Entries shown:

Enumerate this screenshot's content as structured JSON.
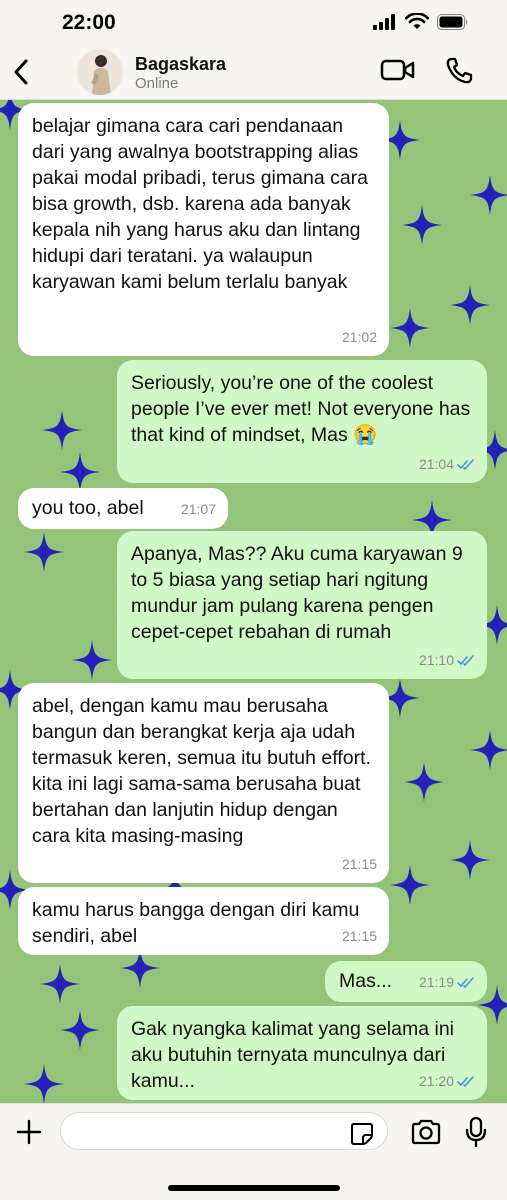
{
  "status_bar": {
    "time": "22:00"
  },
  "header": {
    "name": "Bagaskara",
    "status": "Online"
  },
  "colors": {
    "chat_bg": "#94c37a",
    "star": "#2222b8",
    "bubble_in": "#ffffff",
    "bubble_out": "#d1f9c7",
    "read_tick": "#4a90e2"
  },
  "messages": [
    {
      "direction": "incoming",
      "text": "belajar gimana cara cari pendanaan dari yang awalnya bootstrapping alias pakai modal pribadi, terus gimana cara bisa growth, dsb. karena ada banyak kepala nih yang harus aku dan lintang hidupi dari teratani. ya walaupun karyawan kami belum terlalu banyak",
      "time": "21:02"
    },
    {
      "direction": "outgoing",
      "text": "Seriously, you’re one of the coolest people I’ve ever met! Not everyone has that kind of mindset, Mas 😭",
      "time": "21:04",
      "read": true
    },
    {
      "direction": "incoming",
      "text": "you too, abel",
      "time": "21:07"
    },
    {
      "direction": "outgoing",
      "text": "Apanya, Mas?? Aku cuma karyawan 9 to 5 biasa yang setiap hari ngitung mundur jam pulang karena pengen cepet-cepet rebahan di rumah",
      "time": "21:10",
      "read": true
    },
    {
      "direction": "incoming",
      "text": "abel, dengan kamu mau berusaha bangun dan berangkat kerja aja udah termasuk keren, semua itu butuh effort. kita ini lagi sama-sama berusaha buat bertahan dan lanjutin hidup dengan cara kita masing-masing",
      "time": "21:15"
    },
    {
      "direction": "incoming",
      "text": "kamu harus bangga dengan diri kamu sendiri, abel",
      "time": "21:15"
    },
    {
      "direction": "outgoing",
      "text": "Mas...",
      "time": "21:19",
      "read": true
    },
    {
      "direction": "outgoing",
      "text": "Gak nyangka kalimat yang selama ini aku butuhin ternyata munculnya dari kamu...",
      "time": "21:20",
      "read": true
    }
  ],
  "composer": {
    "value": "",
    "placeholder": ""
  },
  "icons": [
    "chevron-left-icon",
    "video-camera-icon",
    "phone-icon",
    "plus-icon",
    "sticker-icon",
    "camera-icon",
    "microphone-icon",
    "signal-icon",
    "wifi-icon",
    "battery-icon"
  ]
}
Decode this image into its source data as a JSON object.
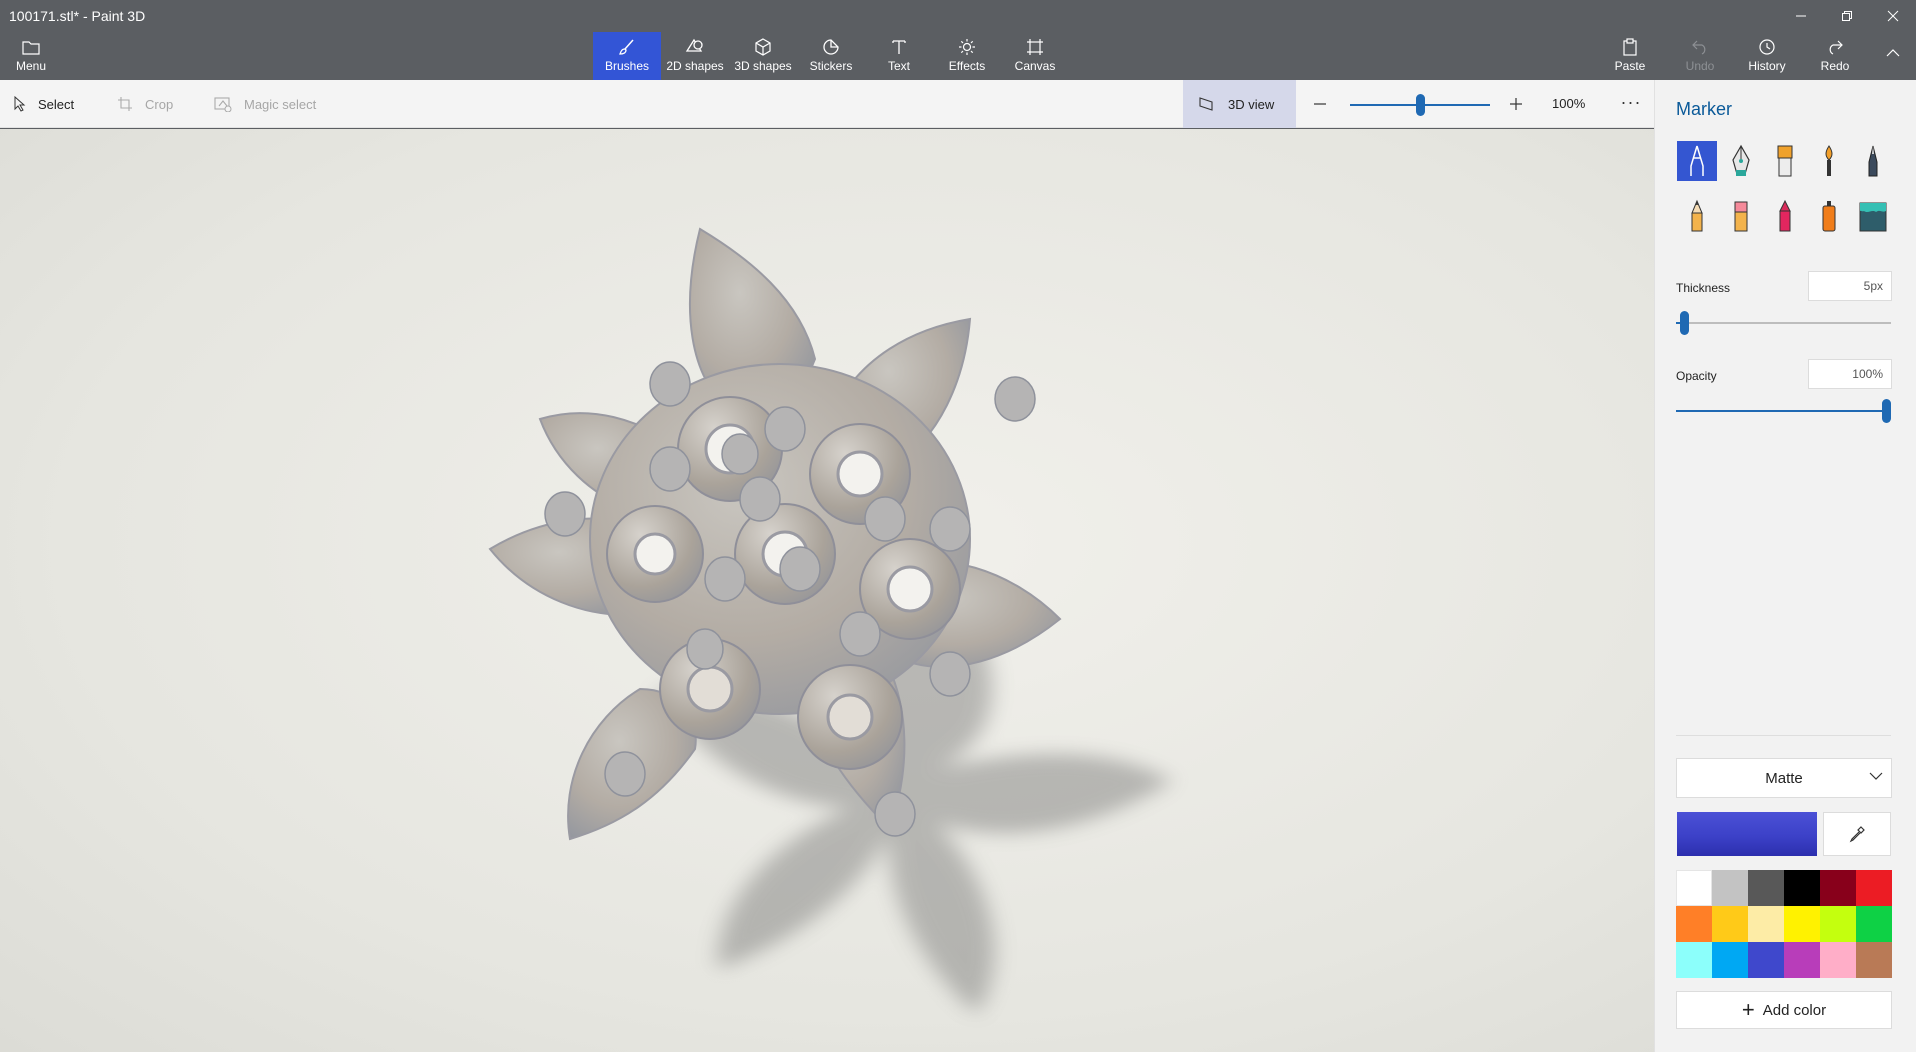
{
  "window": {
    "title": "100171.stl* - Paint 3D",
    "controls": {
      "minimize": "—",
      "restore": "❐",
      "close": "✕"
    }
  },
  "ribbon": {
    "menu": "Menu",
    "tools": [
      {
        "label": "Brushes",
        "icon": "brush-icon",
        "active": true
      },
      {
        "label": "2D shapes",
        "icon": "2d-shapes-icon"
      },
      {
        "label": "3D shapes",
        "icon": "3d-shapes-icon"
      },
      {
        "label": "Stickers",
        "icon": "stickers-icon"
      },
      {
        "label": "Text",
        "icon": "text-icon"
      },
      {
        "label": "Effects",
        "icon": "effects-icon"
      },
      {
        "label": "Canvas",
        "icon": "canvas-icon"
      }
    ],
    "actions": {
      "paste": "Paste",
      "undo": "Undo",
      "history": "History",
      "redo": "Redo"
    }
  },
  "toolbar": {
    "select": "Select",
    "crop": "Crop",
    "magic_select": "Magic select",
    "view_3d": "3D view",
    "zoom_out": "—",
    "zoom_in": "+",
    "zoom_value": "100%",
    "zoom_level": 0.5,
    "more": "···"
  },
  "panel": {
    "title": "Marker",
    "brushes": [
      {
        "name": "marker",
        "icon": "marker-icon",
        "selected": true
      },
      {
        "name": "calligraphy-pen",
        "icon": "calligraphy-pen-icon"
      },
      {
        "name": "oil-brush",
        "icon": "oil-brush-icon"
      },
      {
        "name": "watercolor",
        "icon": "watercolor-icon"
      },
      {
        "name": "pixel-pen",
        "icon": "pixel-pen-icon"
      },
      {
        "name": "pencil",
        "icon": "pencil-icon"
      },
      {
        "name": "eraser",
        "icon": "eraser-icon"
      },
      {
        "name": "crayon",
        "icon": "crayon-icon"
      },
      {
        "name": "spray-can",
        "icon": "spray-can-icon"
      },
      {
        "name": "fill",
        "icon": "fill-bucket-icon"
      }
    ],
    "thickness": {
      "label": "Thickness",
      "value": "5px",
      "level": 0.02
    },
    "opacity": {
      "label": "Opacity",
      "value": "100%",
      "level": 1.0
    },
    "finish": "Matte",
    "current_color": "#3c41c8",
    "palette": [
      "#ffffff",
      "#c3c3c3",
      "#585858",
      "#000000",
      "#88001b",
      "#ec1c24",
      "#ff7f27",
      "#ffca18",
      "#fdeca6",
      "#fff200",
      "#c4ff0e",
      "#0ed145",
      "#8cfffb",
      "#00a8f3",
      "#3f48cc",
      "#b83dba",
      "#ffaec8",
      "#b97a56"
    ],
    "add_color": "Add color"
  },
  "colors": {
    "accent": "#3355d6",
    "title_bar": "#5b5e62",
    "slider": "#1f69b3"
  }
}
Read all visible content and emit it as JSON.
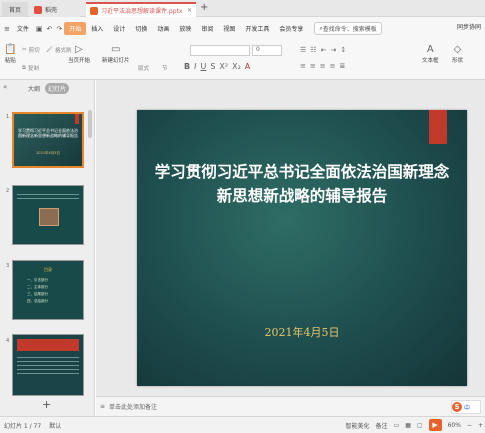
{
  "tabs": {
    "home": "首页",
    "draft": "稻壳",
    "doc": "习近平法治思想解读课件.pptx"
  },
  "menu": {
    "file": "文件",
    "items": [
      "开始",
      "插入",
      "设计",
      "切换",
      "动画",
      "放映",
      "审阅",
      "视图",
      "开发工具",
      "会员专享"
    ],
    "search": "查找命令、搜索模板",
    "sync": "同步协同",
    "share": "分享"
  },
  "ribbon": {
    "paste": "粘贴",
    "cut": "剪切",
    "copy": "复制",
    "format_painter": "格式刷",
    "play": "当页开始",
    "new_slide": "新建幻灯片",
    "layout": "版式",
    "section": "节",
    "font_size": "0",
    "textbox": "文本框",
    "shape": "形状"
  },
  "panel": {
    "outline": "大纲",
    "slides": "幻灯片",
    "thumbs": [
      {
        "num": "1",
        "title": "学习贯彻习近平总书记全面依法治国新理念新思想新战略的辅导报告",
        "date": "2021年4月5日"
      },
      {
        "num": "2"
      },
      {
        "num": "3",
        "heading": "目录",
        "toc": [
          "一、引言部分",
          "二、主体部分",
          "三、结尾部分",
          "四、总结部分"
        ]
      },
      {
        "num": "4"
      }
    ]
  },
  "slide": {
    "title_line1": "学习贯彻习近平总书记全面依法治国新理念",
    "title_line2": "新思想新战略的辅导报告",
    "date": "2021年4月5日"
  },
  "notes": {
    "placeholder": "单击此处添加备注"
  },
  "status": {
    "slide_count": "幻灯片 1 / 77",
    "theme": "默认",
    "smart_beautify": "智能美化",
    "notes": "备注",
    "zoom": "60%"
  },
  "colors": {
    "accent": "#e8862c",
    "slide_bg": "#1e4d4d",
    "red_accent": "#c0392b",
    "date_gold": "#e8c66a"
  }
}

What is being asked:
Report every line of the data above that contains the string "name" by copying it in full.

Solution:
    "name": "Bagaskara",
        "name": "marker",
        "name": "calligraphy-pen",
        "name": "oil-brush",
        "name": "watercolor",
        "name": "pixel-pen",
        "name": "pencil",
        "name": "eraser",
        "name": "crayon",
        "name": "spray-can",
        "name": "fill",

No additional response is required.